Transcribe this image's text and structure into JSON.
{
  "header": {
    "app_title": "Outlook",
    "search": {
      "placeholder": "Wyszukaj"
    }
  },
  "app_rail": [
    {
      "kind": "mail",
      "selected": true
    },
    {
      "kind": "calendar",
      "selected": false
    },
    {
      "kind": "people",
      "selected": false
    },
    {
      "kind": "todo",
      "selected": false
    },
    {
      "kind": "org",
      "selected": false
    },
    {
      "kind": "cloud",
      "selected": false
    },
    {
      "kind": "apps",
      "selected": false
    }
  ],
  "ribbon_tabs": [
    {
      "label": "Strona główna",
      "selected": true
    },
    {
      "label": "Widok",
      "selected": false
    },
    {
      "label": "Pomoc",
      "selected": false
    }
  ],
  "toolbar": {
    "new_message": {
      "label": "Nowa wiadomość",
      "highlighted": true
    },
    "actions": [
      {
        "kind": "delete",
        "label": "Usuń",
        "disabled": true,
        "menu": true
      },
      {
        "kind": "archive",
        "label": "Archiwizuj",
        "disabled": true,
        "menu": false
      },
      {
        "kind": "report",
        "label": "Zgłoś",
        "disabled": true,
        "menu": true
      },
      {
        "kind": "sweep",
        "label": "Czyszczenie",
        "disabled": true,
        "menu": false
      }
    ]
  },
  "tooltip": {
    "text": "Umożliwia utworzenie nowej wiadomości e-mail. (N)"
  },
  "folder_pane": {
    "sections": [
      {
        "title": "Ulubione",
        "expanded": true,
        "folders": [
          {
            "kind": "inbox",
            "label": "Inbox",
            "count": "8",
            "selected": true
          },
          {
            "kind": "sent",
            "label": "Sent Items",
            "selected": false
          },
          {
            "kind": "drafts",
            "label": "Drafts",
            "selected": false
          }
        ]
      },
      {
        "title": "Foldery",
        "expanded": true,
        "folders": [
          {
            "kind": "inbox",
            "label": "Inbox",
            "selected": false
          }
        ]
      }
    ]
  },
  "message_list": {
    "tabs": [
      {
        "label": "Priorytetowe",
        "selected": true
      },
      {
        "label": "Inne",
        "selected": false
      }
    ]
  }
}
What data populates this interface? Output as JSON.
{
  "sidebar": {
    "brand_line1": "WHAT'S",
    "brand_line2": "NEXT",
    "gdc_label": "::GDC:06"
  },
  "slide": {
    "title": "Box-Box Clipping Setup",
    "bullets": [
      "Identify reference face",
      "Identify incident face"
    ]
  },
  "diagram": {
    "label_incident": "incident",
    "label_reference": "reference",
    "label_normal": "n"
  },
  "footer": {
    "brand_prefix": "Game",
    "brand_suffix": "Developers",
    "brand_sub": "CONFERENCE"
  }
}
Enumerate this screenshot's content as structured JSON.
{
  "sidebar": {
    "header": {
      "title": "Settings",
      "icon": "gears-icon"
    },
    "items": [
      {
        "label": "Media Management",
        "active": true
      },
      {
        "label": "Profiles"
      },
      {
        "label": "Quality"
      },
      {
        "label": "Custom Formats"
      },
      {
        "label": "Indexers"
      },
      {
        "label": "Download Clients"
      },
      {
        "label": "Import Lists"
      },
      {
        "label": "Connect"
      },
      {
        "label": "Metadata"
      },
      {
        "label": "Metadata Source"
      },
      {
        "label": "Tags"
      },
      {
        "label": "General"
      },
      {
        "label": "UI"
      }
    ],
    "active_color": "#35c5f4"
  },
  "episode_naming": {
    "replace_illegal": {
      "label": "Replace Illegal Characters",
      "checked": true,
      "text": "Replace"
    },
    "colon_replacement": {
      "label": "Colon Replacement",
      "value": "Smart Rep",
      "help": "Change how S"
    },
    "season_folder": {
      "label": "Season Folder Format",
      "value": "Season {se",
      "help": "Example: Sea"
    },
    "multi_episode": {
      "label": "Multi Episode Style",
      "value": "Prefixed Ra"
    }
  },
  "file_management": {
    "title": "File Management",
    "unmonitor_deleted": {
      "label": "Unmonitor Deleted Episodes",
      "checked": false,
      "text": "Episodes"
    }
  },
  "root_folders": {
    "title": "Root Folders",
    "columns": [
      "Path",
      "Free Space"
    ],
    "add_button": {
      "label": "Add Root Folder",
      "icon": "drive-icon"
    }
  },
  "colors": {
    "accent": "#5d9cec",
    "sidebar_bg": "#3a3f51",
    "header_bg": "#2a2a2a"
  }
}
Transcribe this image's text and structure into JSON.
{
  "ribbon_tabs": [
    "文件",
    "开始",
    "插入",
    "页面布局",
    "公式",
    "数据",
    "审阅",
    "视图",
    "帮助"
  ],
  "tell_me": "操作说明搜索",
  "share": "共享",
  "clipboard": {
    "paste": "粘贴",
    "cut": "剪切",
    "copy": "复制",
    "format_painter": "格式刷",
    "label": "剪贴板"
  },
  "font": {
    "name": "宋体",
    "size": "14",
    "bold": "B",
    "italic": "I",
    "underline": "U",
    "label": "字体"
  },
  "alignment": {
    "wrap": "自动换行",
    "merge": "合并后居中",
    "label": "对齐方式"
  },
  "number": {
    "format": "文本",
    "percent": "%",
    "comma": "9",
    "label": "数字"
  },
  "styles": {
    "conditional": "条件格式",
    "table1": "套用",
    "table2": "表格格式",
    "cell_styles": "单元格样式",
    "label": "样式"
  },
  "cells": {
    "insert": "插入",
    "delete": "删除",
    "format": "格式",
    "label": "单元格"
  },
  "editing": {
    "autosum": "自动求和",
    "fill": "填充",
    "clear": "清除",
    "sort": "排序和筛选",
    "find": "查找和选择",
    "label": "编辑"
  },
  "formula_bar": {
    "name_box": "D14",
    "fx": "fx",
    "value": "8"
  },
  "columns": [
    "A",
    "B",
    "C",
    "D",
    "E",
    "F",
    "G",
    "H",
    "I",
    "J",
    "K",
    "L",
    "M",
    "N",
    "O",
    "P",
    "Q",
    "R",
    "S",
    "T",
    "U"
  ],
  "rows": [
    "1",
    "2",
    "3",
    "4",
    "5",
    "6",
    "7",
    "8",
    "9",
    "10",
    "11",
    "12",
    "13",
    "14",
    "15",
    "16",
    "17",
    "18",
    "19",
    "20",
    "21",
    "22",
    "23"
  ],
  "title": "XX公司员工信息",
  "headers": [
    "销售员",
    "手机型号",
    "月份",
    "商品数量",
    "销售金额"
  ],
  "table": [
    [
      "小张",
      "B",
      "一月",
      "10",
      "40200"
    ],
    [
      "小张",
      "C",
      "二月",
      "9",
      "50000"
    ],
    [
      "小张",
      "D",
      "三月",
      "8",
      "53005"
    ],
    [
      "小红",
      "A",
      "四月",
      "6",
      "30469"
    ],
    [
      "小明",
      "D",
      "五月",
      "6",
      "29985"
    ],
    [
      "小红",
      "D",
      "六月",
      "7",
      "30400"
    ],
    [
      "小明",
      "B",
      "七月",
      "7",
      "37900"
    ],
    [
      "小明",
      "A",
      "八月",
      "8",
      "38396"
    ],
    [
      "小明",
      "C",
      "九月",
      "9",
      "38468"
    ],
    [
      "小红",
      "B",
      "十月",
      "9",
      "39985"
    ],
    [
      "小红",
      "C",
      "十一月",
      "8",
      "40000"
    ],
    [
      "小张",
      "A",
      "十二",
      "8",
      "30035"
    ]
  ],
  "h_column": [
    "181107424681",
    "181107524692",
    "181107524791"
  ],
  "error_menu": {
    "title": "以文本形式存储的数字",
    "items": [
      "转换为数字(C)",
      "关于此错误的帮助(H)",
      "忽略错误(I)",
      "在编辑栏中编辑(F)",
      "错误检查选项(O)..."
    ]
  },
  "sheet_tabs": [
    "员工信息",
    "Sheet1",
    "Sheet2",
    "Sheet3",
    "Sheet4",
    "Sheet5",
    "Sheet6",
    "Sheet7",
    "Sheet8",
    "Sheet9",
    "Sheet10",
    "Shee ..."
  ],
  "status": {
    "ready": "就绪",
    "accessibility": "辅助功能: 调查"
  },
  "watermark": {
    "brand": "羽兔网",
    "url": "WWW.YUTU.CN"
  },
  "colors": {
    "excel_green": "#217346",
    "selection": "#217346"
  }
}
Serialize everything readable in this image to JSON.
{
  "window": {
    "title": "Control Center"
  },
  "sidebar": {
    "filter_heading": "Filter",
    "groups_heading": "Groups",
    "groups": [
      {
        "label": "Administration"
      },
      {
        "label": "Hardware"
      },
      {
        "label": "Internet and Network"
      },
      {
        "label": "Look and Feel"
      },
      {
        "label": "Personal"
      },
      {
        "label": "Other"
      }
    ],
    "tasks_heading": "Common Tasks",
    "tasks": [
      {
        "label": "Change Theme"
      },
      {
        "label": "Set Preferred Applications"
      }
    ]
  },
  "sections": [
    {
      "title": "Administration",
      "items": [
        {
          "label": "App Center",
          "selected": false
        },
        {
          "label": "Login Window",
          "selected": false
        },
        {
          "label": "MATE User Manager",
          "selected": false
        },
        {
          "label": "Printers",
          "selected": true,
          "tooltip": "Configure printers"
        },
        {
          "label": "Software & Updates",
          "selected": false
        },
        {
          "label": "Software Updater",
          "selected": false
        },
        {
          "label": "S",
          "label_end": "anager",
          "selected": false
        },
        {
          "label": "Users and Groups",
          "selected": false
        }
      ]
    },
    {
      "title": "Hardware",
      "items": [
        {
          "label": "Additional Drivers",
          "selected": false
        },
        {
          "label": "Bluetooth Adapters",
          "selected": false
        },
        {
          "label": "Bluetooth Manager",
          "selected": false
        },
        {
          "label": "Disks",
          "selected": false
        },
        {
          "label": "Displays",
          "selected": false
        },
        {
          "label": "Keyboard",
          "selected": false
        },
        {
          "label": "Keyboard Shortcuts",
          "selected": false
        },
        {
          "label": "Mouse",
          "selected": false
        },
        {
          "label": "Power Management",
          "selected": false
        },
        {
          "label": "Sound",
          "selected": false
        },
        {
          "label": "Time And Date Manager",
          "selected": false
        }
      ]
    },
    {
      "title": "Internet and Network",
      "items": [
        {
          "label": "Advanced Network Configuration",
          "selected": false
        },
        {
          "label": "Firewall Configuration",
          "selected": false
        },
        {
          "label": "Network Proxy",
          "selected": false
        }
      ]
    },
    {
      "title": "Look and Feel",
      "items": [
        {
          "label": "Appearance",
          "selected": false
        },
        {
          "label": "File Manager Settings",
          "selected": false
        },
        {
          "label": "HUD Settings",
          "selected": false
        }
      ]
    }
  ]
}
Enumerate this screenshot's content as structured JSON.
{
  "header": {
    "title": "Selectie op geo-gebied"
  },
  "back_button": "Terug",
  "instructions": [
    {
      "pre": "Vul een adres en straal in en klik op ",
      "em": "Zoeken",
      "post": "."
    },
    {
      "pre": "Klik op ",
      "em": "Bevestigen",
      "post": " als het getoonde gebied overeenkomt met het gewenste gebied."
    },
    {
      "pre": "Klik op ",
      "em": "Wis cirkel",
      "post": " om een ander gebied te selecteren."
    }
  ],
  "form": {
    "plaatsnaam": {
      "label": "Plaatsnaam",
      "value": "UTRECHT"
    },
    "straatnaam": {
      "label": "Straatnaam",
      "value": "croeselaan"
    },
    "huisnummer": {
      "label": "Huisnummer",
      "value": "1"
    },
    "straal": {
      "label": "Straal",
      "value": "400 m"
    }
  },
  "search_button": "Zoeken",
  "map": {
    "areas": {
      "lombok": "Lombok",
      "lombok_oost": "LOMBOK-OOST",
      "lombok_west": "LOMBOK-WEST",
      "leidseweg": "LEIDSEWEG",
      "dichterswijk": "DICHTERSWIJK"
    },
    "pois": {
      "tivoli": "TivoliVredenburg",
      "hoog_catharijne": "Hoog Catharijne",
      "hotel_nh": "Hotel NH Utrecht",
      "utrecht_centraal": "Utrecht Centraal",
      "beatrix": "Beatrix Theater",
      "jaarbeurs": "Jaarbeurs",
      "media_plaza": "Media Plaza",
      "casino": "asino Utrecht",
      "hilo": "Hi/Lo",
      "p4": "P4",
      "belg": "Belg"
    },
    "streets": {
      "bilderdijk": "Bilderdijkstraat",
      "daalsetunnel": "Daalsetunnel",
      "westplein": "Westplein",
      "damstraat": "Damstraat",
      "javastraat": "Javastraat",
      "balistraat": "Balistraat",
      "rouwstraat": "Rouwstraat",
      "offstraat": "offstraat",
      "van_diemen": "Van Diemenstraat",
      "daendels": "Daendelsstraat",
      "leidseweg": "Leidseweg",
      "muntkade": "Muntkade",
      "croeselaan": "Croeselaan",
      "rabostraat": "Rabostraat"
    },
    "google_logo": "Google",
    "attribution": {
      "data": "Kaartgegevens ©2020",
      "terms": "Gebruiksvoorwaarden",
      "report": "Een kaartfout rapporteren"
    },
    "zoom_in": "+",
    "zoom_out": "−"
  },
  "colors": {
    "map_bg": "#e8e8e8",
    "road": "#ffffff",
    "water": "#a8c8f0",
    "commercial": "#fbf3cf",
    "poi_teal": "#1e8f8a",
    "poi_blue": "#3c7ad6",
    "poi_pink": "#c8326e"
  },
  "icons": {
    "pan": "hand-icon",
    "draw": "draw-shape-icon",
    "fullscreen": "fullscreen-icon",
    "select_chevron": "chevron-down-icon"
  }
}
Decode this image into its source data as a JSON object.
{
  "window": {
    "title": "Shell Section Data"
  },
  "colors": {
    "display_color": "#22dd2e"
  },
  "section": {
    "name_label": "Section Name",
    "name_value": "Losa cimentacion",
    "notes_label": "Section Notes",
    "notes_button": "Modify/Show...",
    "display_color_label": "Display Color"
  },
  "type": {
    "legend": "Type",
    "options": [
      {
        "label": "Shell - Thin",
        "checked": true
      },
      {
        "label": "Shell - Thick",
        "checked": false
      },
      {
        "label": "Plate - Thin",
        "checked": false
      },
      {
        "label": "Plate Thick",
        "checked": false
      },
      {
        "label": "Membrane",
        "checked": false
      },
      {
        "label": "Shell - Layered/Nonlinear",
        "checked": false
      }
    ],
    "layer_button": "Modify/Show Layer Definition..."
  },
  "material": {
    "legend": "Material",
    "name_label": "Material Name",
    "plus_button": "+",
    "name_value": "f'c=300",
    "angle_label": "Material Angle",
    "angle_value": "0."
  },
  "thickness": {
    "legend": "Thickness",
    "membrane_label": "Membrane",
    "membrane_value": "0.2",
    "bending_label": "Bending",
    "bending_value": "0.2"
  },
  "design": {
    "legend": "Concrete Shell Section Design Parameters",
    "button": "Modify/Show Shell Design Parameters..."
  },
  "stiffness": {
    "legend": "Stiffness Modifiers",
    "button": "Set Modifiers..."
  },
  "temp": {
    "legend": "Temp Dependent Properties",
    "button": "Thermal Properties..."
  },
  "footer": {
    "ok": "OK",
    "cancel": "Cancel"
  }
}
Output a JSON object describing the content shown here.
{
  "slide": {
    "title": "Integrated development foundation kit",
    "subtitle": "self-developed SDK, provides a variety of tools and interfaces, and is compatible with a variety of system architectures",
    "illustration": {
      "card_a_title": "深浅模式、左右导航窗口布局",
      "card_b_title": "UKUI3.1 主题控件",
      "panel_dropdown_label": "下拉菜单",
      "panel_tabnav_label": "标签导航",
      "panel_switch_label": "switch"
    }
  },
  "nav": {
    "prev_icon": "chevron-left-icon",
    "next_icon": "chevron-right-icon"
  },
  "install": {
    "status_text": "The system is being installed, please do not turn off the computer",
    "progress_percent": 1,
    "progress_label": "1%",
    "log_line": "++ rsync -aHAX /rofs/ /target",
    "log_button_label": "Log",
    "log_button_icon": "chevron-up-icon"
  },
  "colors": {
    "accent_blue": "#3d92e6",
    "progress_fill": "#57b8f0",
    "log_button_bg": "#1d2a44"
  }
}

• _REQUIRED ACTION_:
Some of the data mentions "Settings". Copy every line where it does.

• _WORKED SOLUTION_:
      "title": "Settings",
          "label": "File Manager Settings",
          "label": "HUD Settings",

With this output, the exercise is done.